## Prompt
Show, from the records below, all lines that contain the word "name".

## Exercise materials
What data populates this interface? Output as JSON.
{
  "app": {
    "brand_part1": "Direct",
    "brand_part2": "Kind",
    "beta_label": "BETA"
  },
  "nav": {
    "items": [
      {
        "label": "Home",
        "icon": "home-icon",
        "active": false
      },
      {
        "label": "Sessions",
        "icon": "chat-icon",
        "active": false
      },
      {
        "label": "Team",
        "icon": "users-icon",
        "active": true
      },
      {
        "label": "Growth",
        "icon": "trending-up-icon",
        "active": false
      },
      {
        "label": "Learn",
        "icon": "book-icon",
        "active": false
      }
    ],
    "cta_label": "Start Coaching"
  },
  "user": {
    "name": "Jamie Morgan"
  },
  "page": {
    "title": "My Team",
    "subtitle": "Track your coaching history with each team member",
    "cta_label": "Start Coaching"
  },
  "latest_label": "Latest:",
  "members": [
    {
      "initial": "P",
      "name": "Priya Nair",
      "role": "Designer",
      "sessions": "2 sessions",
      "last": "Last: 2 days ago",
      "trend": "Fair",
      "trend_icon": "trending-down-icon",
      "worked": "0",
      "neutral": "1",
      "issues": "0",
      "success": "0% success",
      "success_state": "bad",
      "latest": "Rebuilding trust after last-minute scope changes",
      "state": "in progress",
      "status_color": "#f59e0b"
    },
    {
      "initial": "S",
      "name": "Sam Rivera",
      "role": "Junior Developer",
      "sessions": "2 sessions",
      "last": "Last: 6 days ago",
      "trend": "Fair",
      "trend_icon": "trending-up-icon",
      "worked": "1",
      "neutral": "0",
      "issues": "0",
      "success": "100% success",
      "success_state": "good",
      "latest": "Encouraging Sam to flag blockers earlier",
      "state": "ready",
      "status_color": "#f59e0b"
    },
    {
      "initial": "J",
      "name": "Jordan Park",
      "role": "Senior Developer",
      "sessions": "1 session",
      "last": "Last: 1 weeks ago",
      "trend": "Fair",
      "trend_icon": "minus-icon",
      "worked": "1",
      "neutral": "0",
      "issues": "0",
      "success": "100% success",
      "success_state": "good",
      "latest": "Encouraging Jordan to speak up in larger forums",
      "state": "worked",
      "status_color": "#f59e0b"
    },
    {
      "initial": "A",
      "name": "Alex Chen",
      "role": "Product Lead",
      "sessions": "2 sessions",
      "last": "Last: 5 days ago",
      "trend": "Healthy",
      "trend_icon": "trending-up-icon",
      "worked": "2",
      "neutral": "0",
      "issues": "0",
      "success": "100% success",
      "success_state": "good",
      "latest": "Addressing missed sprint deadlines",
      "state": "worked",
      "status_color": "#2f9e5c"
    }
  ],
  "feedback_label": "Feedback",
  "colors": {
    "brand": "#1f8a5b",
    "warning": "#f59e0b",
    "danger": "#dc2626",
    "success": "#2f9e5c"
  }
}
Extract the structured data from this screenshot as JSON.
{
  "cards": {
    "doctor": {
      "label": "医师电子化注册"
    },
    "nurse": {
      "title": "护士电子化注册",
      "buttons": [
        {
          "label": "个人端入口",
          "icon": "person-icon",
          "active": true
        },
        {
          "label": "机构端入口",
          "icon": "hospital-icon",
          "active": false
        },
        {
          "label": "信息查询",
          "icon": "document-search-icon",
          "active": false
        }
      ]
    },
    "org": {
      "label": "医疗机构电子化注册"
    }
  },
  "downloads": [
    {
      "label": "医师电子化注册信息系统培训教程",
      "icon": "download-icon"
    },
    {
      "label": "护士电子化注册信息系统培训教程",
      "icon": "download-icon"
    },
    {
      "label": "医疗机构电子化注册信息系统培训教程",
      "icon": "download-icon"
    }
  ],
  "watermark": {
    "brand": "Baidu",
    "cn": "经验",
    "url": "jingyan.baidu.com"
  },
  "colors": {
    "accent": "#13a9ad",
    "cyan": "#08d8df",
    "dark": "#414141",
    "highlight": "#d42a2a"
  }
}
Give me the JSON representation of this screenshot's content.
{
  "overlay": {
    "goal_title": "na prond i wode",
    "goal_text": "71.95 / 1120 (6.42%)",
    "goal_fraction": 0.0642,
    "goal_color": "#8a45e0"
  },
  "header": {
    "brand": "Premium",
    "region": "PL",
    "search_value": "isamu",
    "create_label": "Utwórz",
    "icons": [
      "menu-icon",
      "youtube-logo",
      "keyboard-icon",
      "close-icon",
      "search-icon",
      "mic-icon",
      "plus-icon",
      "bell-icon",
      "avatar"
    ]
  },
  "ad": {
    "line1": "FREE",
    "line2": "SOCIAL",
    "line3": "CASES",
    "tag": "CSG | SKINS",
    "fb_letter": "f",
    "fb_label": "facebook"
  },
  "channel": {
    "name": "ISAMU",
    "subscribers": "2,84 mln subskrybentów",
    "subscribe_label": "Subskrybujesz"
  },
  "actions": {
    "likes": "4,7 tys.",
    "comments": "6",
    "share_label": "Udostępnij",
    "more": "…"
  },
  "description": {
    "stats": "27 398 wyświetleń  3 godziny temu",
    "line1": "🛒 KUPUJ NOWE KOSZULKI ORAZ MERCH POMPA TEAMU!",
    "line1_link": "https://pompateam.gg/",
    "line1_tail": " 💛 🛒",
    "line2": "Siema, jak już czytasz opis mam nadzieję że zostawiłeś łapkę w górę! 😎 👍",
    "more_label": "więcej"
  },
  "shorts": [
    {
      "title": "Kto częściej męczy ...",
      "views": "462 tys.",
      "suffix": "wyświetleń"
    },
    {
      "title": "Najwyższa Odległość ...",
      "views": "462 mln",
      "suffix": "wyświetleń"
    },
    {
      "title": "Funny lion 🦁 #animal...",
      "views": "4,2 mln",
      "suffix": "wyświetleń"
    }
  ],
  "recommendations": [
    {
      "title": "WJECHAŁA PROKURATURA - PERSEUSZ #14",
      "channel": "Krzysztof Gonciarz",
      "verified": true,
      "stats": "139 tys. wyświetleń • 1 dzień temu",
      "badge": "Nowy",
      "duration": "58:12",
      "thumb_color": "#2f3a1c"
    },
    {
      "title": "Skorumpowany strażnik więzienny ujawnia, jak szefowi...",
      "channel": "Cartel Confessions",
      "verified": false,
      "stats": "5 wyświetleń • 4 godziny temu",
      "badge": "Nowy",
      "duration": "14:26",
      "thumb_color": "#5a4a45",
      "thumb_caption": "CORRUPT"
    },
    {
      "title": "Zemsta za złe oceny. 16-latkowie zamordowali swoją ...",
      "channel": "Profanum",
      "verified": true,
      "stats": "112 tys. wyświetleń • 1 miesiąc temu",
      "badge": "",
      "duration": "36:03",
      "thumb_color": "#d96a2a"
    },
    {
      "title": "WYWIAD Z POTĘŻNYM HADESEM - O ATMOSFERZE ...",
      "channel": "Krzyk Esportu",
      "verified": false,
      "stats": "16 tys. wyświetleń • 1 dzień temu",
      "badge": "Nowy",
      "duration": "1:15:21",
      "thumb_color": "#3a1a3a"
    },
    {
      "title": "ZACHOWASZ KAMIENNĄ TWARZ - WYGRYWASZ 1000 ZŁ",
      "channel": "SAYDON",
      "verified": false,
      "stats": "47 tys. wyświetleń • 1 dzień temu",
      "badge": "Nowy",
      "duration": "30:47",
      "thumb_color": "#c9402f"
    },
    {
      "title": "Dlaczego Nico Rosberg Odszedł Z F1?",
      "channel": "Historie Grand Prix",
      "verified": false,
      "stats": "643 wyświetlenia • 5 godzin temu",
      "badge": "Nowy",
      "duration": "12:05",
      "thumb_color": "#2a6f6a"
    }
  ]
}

## Result of the exercise
    "name": "Jamie Morgan"
      "name": "Priya Nair",
      "name": "Sam Rivera",
      "name": "Jordan Park",
      "name": "Alex Chen",
    "name": "ISAMU",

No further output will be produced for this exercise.